Even here in New England, where the sun isn’t exactly shining all year round, taking…
Dealing with Leaves and your Lawn
Fall is here in Western Massachusetts and Northern Connecticut. Once the leaves begin to fall in early autumn, homeowners around the country wonder what they are going to do with all those pesky leaves scattered about their lawn. While each lawn is different, one fact remains. Those leaves should NOT be left alone for any extended period of time. If you let the leaves lie on your lawn for longer than a month or so, the lawn beneath them could die and leave ugly patches that can be an even bigger pain to deal with than taking the steps to get rid of them. Contact New England Lawn Care if you have questions.
Disperse or Pick up?

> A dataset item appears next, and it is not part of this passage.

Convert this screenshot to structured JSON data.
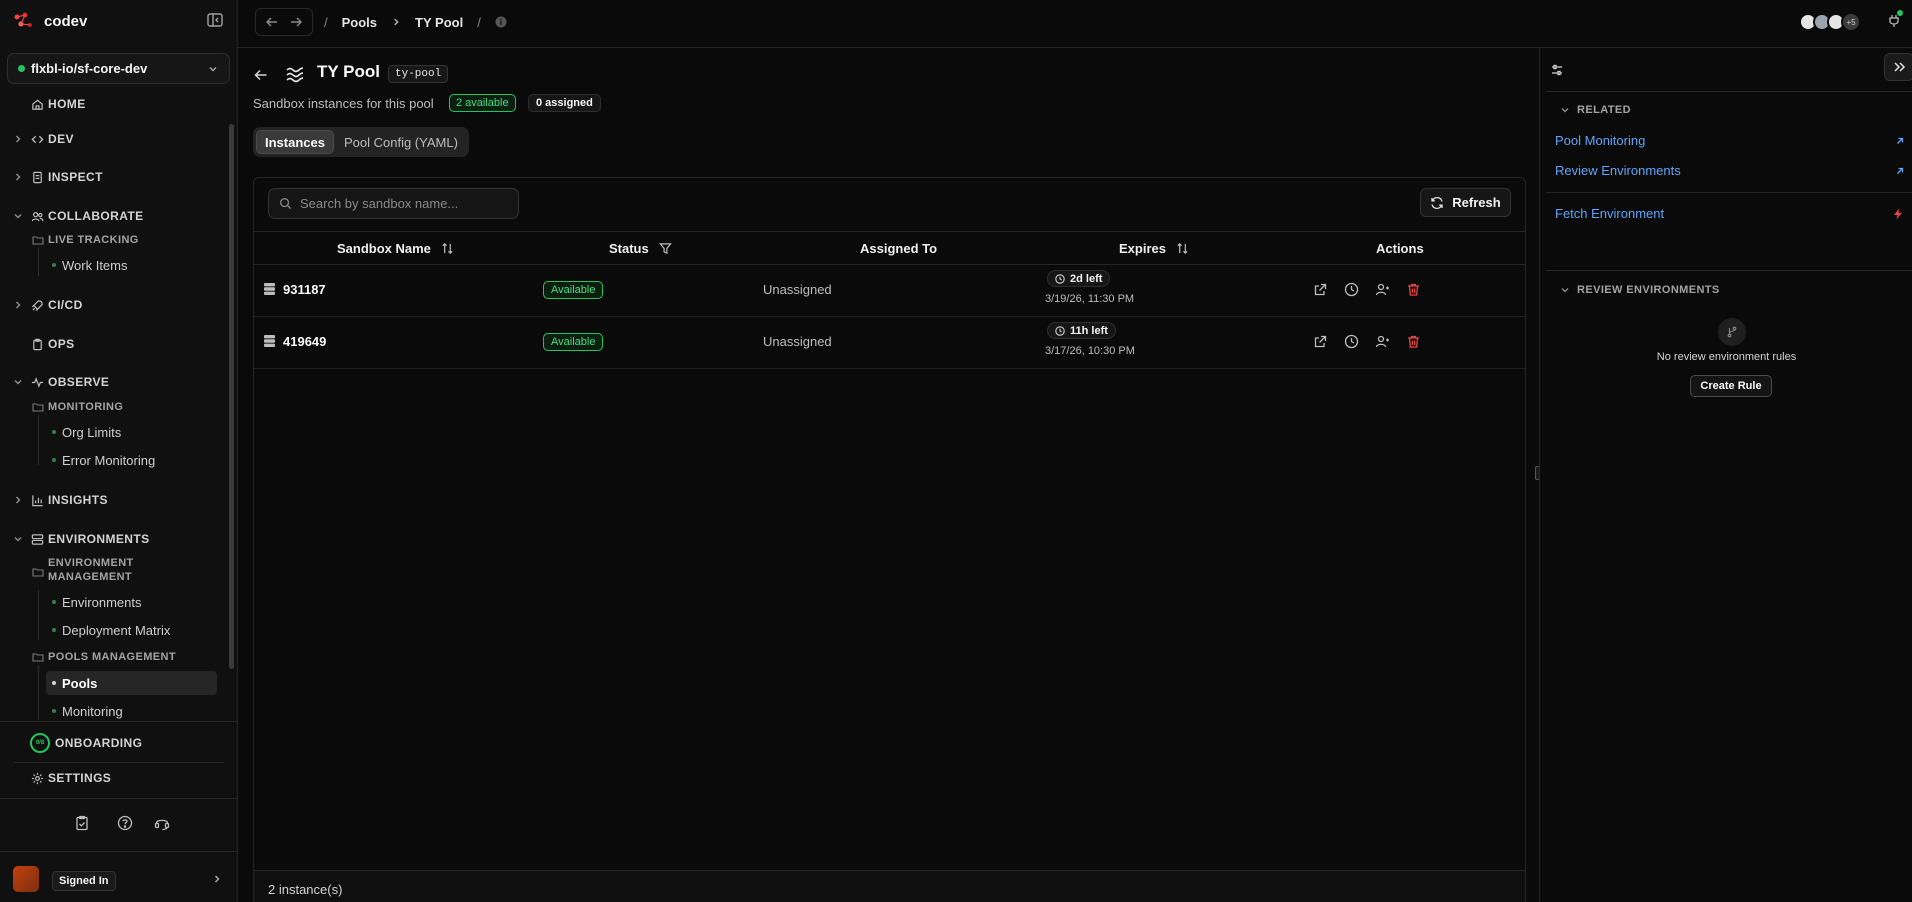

Fall weather is actually a great time for grass growth. With the warmer weather during the day and cold nights, your lawn will love it. Too many leaves on that lawn will create a shadowy, soggy place for bugs and snow mold. So what should you do? The best thing for you to do at first is mow the leaves like you normally would with your lawnmower but remove the bag and attach a mulcher. The ground-up leaves provide nutrients to your lawn. Keep in mind that too many decomposing leaves can be detrimental to your lawn. Once you feel you have enough of your lawn covered, you can start picking up the new leaves.
Keep to your Schedule
There are many different methods to cleaning up the leaves that continue to fall throughout the months. Some people decide to wait until all the leaves have fallen before they pick them up. That could work, but your best course of action is a weekly leaf cleanup. This is an extremely laborious process and it would be better for you (and your back) to spread the work out over several weeks.
Where do they all go?
Typically if you are making a compost pile, you’ll want to start raking and gathering leaves at the farthest point and rake towards your pile. You can also use a tarp to easily dispose of the leaves in a proper container or deep into the woods behind your home. (depending on your location)